> Task to complete: Where the word "Solve" shows up in a line below, that line is counted. State how many lines are counted, without any other words.

Entries from a dataset of interfaces
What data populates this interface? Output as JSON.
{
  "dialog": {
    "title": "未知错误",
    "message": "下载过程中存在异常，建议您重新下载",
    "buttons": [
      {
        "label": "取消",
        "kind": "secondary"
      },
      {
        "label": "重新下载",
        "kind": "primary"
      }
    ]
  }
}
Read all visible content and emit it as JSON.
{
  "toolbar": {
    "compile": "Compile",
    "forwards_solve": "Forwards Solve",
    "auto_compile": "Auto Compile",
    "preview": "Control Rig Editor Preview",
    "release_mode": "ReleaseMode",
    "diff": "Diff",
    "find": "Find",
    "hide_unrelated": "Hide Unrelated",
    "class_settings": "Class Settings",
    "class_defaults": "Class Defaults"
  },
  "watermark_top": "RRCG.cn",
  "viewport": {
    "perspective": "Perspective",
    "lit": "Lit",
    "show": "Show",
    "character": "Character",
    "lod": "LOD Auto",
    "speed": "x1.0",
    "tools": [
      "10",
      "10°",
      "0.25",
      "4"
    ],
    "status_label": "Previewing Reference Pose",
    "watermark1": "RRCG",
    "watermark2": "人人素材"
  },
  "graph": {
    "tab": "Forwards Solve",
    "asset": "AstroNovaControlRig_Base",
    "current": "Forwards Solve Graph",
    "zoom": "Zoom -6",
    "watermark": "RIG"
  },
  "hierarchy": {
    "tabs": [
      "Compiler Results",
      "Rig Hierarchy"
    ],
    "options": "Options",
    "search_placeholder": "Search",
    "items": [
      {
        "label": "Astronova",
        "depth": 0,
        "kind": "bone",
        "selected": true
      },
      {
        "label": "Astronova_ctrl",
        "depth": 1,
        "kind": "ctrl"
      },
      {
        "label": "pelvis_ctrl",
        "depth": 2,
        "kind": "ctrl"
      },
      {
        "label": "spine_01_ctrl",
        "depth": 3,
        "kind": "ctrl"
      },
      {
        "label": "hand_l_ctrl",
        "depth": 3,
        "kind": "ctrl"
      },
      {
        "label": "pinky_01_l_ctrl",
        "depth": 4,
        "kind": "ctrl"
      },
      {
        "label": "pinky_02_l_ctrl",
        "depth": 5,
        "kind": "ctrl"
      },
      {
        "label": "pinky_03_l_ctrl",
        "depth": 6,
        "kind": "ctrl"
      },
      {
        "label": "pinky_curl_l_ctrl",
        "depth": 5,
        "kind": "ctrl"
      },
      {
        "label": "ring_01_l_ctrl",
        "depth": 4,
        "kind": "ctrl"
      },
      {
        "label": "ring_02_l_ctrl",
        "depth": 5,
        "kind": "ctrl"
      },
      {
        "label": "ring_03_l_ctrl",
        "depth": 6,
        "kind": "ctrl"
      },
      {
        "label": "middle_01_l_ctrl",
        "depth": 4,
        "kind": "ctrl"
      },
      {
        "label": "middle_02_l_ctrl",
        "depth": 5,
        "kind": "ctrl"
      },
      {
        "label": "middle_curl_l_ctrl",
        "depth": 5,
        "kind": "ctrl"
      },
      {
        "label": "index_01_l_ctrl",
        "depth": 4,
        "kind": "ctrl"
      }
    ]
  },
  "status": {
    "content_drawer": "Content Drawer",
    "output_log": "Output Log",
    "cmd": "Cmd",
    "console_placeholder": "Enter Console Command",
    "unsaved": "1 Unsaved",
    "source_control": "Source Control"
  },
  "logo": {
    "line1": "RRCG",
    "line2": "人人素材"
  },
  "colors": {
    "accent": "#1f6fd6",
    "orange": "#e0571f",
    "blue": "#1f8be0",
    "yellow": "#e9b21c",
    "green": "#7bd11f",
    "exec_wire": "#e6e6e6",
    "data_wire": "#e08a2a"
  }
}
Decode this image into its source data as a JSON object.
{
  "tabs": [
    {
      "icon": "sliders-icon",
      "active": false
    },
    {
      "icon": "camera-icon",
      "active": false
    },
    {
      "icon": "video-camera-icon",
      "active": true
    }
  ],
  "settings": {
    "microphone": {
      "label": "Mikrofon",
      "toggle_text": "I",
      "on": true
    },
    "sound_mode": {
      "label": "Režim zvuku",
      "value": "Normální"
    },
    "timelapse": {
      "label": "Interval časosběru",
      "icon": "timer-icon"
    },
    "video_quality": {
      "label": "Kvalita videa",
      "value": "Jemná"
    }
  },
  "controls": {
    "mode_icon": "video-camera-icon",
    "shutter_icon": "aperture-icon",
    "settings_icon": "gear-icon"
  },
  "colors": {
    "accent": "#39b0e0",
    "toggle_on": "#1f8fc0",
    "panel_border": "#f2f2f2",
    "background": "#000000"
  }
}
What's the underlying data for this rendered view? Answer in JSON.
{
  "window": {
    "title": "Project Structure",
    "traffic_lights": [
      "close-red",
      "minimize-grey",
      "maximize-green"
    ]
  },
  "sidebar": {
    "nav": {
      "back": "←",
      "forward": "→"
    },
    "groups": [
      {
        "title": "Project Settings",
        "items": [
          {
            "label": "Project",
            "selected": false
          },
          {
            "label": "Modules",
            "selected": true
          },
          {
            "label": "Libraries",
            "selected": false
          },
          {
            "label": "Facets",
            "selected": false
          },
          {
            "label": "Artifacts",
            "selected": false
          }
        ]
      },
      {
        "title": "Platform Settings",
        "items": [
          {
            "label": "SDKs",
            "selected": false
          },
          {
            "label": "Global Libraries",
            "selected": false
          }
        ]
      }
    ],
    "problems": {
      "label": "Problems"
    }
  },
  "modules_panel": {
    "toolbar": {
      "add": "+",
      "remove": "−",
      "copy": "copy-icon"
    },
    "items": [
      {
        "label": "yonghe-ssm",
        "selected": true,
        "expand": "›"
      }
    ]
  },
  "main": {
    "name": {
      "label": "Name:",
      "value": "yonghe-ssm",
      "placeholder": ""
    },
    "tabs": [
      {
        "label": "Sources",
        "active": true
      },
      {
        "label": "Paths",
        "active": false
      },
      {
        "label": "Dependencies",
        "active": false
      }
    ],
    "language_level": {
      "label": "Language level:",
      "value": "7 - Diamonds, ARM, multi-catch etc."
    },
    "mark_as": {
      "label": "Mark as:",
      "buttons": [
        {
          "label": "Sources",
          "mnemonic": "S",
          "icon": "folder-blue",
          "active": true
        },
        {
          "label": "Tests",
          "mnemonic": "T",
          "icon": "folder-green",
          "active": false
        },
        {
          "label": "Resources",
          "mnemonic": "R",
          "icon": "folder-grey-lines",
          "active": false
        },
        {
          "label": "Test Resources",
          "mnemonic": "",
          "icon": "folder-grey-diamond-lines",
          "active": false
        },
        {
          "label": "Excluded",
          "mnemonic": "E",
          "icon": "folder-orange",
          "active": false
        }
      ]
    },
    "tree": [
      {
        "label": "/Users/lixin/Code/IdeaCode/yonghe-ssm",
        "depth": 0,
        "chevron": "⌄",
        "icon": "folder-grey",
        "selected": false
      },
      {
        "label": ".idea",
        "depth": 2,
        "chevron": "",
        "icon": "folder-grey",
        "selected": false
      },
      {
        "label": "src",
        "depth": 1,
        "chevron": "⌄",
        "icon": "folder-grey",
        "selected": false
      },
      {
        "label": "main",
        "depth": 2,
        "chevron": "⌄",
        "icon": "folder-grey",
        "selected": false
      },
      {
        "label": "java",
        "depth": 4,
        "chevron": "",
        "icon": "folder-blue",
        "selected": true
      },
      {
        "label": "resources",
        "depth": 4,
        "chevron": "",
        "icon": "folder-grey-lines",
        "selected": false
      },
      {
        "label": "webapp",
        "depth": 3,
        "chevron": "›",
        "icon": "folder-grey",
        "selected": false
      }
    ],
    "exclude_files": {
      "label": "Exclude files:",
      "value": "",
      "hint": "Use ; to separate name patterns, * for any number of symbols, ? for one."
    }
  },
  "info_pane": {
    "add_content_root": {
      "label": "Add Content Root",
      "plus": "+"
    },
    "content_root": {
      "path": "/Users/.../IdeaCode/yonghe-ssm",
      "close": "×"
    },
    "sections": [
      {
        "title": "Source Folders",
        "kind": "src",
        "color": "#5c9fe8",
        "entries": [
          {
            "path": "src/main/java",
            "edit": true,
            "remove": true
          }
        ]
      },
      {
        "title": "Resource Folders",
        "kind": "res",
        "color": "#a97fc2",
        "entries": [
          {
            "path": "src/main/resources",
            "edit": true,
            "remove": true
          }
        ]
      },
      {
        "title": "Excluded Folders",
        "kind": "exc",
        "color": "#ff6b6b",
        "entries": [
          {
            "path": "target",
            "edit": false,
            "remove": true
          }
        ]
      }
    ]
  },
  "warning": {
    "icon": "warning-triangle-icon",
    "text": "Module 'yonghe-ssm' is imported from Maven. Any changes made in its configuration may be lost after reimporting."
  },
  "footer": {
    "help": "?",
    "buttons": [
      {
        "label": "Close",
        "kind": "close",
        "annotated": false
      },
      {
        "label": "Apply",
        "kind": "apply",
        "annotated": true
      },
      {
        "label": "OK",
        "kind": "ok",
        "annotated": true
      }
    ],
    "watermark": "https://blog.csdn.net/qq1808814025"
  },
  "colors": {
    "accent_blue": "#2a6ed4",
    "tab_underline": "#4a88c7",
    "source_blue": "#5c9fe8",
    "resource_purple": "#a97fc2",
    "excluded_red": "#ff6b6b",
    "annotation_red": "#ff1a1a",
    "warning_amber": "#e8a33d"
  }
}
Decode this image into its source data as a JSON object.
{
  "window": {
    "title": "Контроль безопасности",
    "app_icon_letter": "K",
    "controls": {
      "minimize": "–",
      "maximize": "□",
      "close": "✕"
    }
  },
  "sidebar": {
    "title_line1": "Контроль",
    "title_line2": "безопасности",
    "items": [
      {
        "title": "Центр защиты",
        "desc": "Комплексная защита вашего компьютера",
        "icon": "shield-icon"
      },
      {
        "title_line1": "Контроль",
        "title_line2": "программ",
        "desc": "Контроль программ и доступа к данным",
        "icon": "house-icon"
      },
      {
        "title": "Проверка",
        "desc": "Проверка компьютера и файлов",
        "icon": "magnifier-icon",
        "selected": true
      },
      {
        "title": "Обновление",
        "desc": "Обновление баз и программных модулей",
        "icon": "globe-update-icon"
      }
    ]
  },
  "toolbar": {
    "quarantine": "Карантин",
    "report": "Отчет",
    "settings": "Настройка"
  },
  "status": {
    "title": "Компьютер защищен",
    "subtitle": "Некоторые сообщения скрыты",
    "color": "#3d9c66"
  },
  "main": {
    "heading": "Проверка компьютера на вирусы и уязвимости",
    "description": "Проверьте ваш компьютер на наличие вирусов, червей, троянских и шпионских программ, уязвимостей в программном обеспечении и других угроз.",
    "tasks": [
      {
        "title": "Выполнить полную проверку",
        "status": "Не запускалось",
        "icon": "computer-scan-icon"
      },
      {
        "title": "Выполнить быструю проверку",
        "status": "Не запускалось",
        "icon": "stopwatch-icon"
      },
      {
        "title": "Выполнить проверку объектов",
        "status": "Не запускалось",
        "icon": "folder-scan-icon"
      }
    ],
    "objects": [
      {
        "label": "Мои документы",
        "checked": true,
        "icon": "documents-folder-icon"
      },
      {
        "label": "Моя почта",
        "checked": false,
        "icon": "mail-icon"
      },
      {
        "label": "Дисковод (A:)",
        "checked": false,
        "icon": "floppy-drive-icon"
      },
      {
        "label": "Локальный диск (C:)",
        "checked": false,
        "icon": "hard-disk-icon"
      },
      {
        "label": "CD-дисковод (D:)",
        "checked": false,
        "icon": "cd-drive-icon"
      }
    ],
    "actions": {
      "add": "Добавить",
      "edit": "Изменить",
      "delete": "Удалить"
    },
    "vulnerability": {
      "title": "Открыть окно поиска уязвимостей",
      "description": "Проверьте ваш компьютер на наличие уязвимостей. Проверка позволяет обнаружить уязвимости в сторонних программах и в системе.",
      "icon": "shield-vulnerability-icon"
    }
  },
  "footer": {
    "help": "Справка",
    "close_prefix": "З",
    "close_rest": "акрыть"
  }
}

> Response area: 3